(WYTV) Who invented the cigarette?
Around the time of Christopher Columbus, the Aztecs smoked tobacco through a hollow reed or a cane tube.
The first European to smoke tobacco was Rodrigo de Jerez, one of Columbus’s crew members.
Jerez sampled tobacco that the native people in the Caribbean offered him, and he later brought some home with him to Spain.
His wife later called him a man who “swallows fire, exhales smoke, and is surely possessed by the devil.”
The conquistadors who saw the Aztecs smoke returned to Spain with something that looks like a cigar.
In the 1500’s, wealthy Spaniards smoked these cigars and often tossed the butts into the street.
The poor took these scraps, rolled them in pieces of paper and created the first cigarettes, which they called papeletes or cigarillos.
Merchants took the cigarillos to Italy and Portugal, and from there to the Middle East and Russia.
The French and British began to smoke them during the Napoleonic Wars and the French gave them the name we use today, cigarette.

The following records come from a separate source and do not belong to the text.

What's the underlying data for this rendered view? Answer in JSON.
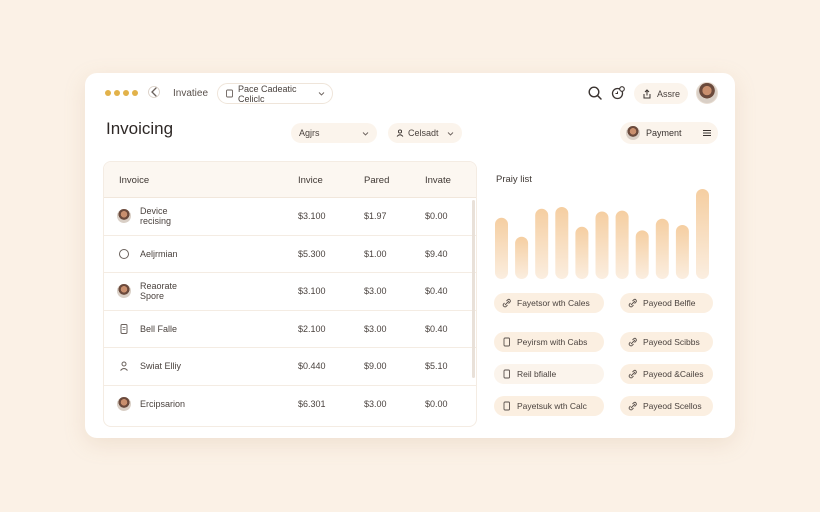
{
  "header": {
    "breadcrumb": "Invatiee",
    "chip_label": "Pace Cadeatic Celiclc",
    "share_label": "Assre",
    "title": "Invoicing",
    "select_1": "Agjrs",
    "select_2": "Celsadt",
    "payment_label": "Payment"
  },
  "table": {
    "columns": [
      "Invoice",
      "Invice",
      "Pared",
      "Invate"
    ],
    "rows": [
      {
        "name": "Device\nrecising",
        "icon": "avatar",
        "a": "$3.100",
        "b": "$1.97",
        "c": "$0.00"
      },
      {
        "name": "Aeljrmian",
        "icon": "circle-icon",
        "a": "$5.300",
        "b": "$1.00",
        "c": "$9.40"
      },
      {
        "name": "Reaorate\nSpore",
        "icon": "avatar",
        "a": "$3.100",
        "b": "$3.00",
        "c": "$0.40"
      },
      {
        "name": "Bell Falle",
        "icon": "receipt-icon",
        "a": "$2.100",
        "b": "$3.00",
        "c": "$0.40"
      },
      {
        "name": "Swiat Elliy",
        "icon": "user-icon",
        "a": "$0.440",
        "b": "$9.00",
        "c": "$5.10"
      },
      {
        "name": "Ercipsarion",
        "icon": "avatar",
        "a": "$6.301",
        "b": "$3.00",
        "c": "$0.00"
      }
    ]
  },
  "panel": {
    "title": "Praiy list",
    "buttons": [
      {
        "label": "Fayetsor wth Cales",
        "icon": "link-icon"
      },
      {
        "label": "Payeod Belfle",
        "icon": "link-icon"
      },
      {
        "label": "Peyirsm with Cabs",
        "icon": "card-icon"
      },
      {
        "label": "Payeod Scibbs",
        "icon": "link-icon"
      },
      {
        "label": "Reil bfialle",
        "icon": "card-icon"
      },
      {
        "label": "Payeod &Cailes",
        "icon": "link-icon"
      },
      {
        "label": "Payetsuk wth Calc",
        "icon": "card-icon"
      },
      {
        "label": "Payeod Scellos",
        "icon": "link-icon"
      }
    ]
  },
  "chart_data": {
    "type": "bar",
    "categories": [
      "1",
      "2",
      "3",
      "4",
      "5",
      "6",
      "7",
      "8",
      "9",
      "10",
      "11"
    ],
    "values": [
      0.68,
      0.47,
      0.78,
      0.8,
      0.58,
      0.75,
      0.76,
      0.54,
      0.67,
      0.6,
      1.0
    ],
    "ylim": [
      0,
      1
    ],
    "colors": {
      "top": "#f5cea1",
      "bottom": "#fbeee0"
    }
  },
  "colors": {
    "accent": "#e2b24a",
    "background": "#fbf1e6",
    "pill": "#fbefe1"
  }
}
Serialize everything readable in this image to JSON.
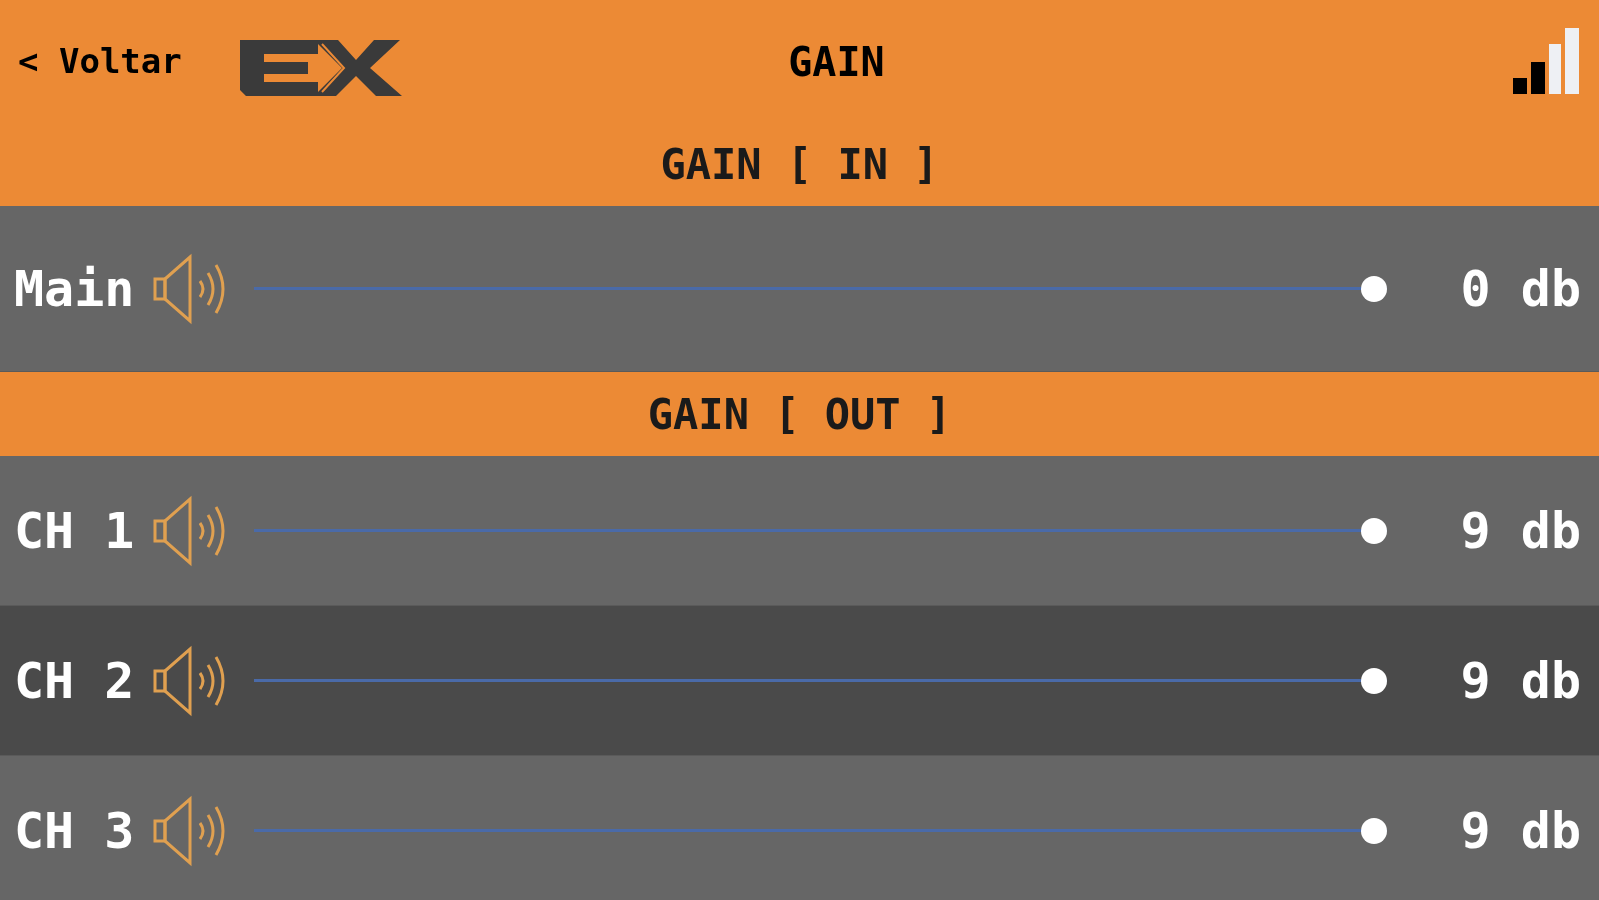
{
  "header": {
    "back": "< Voltar",
    "title": "GAIN"
  },
  "sections": [
    {
      "title": "GAIN [ IN ]",
      "channels": [
        {
          "name": "Main",
          "level": 1,
          "reading": "0 db",
          "highlighted": false
        }
      ]
    },
    {
      "title": "GAIN [ OUT ]",
      "channels": [
        {
          "name": "CH 1",
          "level": 1,
          "reading": "9 db",
          "highlighted": false
        },
        {
          "name": "CH 2",
          "level": 1,
          "reading": "9 db",
          "highlighted": true
        },
        {
          "name": "CH 3",
          "level": 1,
          "reading": "9 db",
          "highlighted": false
        }
      ]
    }
  ]
}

In 1880, an American inventor, James Bonsack, created the first automatic cigarette-making machine.
It loaded tobacco onto a continuous strip of paper and the machine formed the cigarette. The machine then pasted, closed and cut it with a rotary knife. For better or worse, the cigarette was born.